Work task:
Among the entries, find the lines with the string "Basic" and report them.

Stored data entries:

-------------------------

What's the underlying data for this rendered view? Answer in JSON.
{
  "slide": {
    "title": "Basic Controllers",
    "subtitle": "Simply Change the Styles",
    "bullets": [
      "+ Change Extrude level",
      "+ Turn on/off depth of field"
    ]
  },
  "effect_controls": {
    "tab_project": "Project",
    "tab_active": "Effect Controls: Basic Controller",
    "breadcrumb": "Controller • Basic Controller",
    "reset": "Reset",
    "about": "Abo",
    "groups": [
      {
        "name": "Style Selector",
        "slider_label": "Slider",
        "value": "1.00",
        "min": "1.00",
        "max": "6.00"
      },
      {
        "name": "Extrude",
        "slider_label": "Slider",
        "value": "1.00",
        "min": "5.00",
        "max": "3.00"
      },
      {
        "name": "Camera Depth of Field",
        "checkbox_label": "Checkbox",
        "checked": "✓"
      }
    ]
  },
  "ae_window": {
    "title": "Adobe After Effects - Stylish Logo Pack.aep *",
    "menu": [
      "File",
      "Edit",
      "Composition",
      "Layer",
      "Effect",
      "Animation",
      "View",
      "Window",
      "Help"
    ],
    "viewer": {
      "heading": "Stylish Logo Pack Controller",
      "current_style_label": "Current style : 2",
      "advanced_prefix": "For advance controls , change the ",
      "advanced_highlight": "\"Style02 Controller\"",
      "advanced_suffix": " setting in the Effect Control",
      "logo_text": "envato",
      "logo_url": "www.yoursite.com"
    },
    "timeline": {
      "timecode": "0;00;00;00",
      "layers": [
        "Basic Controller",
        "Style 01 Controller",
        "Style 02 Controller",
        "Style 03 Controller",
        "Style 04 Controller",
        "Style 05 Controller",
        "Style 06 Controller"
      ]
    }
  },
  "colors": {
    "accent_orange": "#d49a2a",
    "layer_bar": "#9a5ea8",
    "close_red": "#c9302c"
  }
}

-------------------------

Exercise result:
    "title": "Basic Controllers",
    "tab_active": "Effect Controls: Basic Controller",
    "breadcrumb": "Controller • Basic Controller",
        "Basic Controller",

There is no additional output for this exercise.